Search the records for the string "logo", and show each line where it appears.

(Items listed in a dataset)
⟨

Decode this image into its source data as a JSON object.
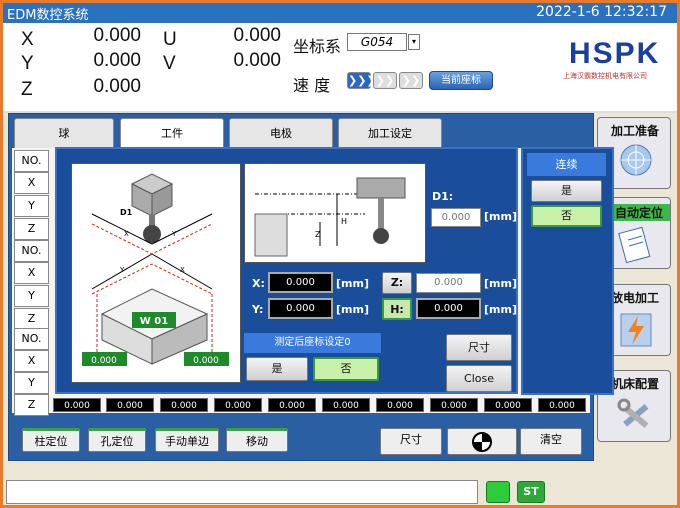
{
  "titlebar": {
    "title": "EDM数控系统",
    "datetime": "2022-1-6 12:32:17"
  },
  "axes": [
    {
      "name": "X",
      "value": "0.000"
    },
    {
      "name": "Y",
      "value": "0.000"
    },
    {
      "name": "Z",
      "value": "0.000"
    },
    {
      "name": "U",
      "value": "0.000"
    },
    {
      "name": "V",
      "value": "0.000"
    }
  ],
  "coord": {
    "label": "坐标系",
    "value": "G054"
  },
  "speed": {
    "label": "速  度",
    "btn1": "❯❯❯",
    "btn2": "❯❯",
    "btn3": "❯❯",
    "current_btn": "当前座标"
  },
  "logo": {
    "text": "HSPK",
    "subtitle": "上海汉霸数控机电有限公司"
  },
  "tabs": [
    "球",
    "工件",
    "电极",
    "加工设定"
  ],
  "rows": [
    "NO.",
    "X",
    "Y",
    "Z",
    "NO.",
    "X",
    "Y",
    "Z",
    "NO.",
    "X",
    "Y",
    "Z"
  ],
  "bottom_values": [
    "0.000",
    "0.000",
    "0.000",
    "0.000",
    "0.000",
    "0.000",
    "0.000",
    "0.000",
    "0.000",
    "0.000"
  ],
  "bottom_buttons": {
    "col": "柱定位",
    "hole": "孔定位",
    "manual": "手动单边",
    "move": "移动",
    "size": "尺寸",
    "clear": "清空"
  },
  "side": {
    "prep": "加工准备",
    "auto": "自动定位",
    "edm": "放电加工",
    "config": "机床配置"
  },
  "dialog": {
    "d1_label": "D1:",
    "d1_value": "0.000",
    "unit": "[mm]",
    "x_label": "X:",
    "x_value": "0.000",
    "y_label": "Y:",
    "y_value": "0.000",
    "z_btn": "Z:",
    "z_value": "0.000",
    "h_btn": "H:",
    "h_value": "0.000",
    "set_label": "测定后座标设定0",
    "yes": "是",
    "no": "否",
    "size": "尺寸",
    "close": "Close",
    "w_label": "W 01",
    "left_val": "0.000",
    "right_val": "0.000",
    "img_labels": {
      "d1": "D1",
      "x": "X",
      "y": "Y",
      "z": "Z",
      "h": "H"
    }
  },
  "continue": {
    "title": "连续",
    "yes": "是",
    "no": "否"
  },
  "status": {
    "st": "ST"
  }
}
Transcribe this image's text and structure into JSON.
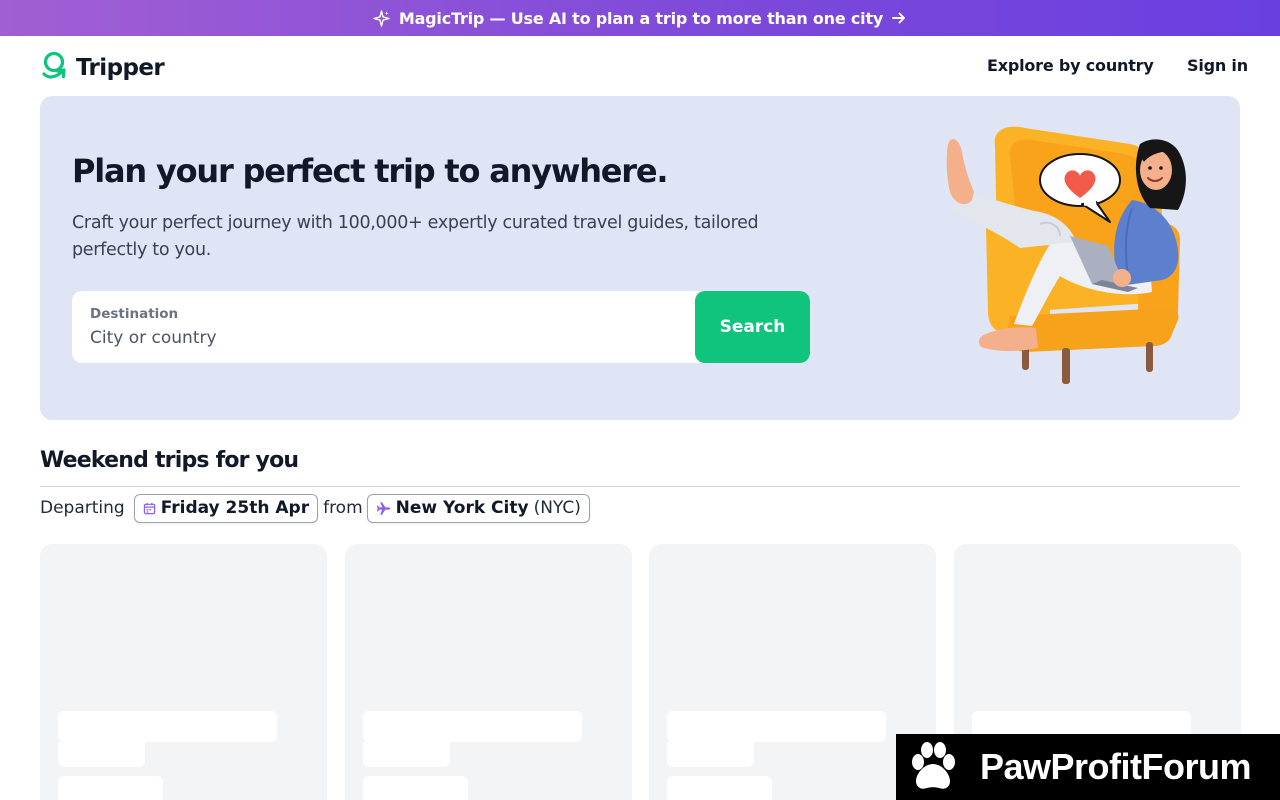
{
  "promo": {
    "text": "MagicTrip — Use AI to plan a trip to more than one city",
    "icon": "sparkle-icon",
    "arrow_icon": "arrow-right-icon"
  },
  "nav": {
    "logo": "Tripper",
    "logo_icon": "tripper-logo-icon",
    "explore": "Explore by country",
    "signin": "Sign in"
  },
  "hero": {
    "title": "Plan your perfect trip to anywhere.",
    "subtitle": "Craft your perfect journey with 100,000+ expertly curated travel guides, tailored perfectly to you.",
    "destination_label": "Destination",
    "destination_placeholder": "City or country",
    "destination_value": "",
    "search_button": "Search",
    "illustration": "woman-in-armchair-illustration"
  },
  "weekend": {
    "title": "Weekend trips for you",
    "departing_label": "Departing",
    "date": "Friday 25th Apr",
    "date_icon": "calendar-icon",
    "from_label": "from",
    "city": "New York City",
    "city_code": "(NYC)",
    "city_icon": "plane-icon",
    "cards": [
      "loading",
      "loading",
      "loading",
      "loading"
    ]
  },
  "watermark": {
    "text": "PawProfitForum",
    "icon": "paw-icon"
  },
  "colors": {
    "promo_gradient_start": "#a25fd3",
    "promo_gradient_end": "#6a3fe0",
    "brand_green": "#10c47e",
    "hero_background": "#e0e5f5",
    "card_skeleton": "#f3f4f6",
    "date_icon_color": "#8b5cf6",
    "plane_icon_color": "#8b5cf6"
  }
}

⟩
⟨

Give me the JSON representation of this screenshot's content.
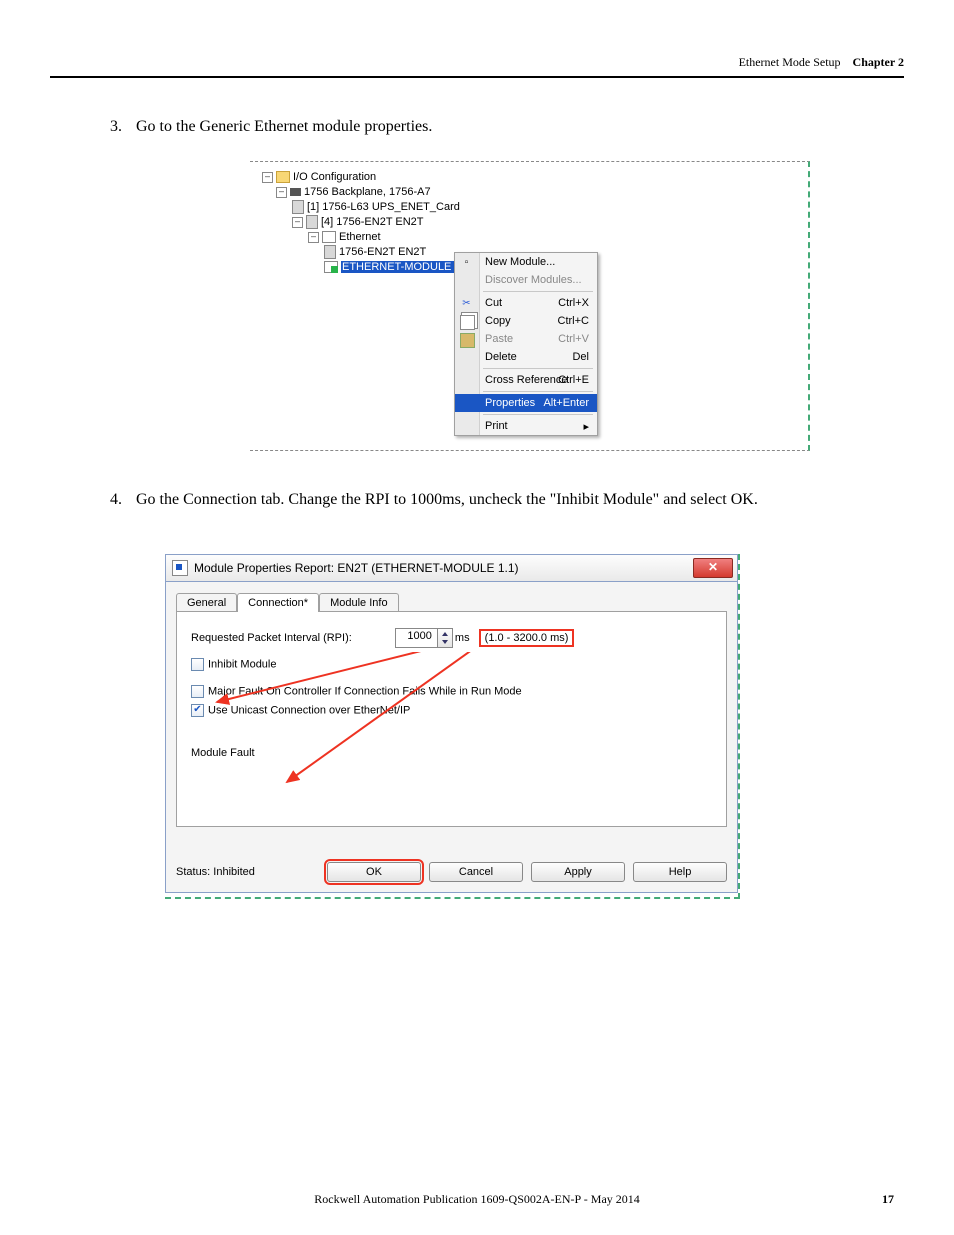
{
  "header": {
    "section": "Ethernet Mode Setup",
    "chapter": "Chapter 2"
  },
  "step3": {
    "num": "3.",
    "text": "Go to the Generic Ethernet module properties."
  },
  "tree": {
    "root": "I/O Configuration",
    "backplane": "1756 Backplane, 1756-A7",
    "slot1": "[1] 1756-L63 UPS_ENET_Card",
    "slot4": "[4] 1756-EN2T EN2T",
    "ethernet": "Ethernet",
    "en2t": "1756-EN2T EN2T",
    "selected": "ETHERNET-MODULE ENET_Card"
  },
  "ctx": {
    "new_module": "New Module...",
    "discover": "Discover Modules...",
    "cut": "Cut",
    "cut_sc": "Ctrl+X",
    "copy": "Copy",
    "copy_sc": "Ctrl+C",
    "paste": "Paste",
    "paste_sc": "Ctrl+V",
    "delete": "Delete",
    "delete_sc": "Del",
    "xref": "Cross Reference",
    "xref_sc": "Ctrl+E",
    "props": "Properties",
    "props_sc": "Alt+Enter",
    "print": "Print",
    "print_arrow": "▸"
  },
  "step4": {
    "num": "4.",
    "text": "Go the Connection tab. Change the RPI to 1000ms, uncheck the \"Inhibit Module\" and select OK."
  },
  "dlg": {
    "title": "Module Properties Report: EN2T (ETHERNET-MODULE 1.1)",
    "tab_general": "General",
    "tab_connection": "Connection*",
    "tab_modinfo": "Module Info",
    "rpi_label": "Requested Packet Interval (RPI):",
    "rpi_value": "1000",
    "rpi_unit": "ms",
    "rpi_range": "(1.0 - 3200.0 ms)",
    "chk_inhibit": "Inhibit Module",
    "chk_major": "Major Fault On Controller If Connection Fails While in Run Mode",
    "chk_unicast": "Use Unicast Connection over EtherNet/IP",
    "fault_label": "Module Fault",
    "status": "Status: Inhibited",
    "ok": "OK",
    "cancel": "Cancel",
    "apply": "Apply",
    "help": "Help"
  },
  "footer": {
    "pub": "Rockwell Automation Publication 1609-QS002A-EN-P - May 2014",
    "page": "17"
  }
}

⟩

_Written reply_
  "logo": {
    "logo": "Tripper",
    "logo_icon": "tripper-logo-icon",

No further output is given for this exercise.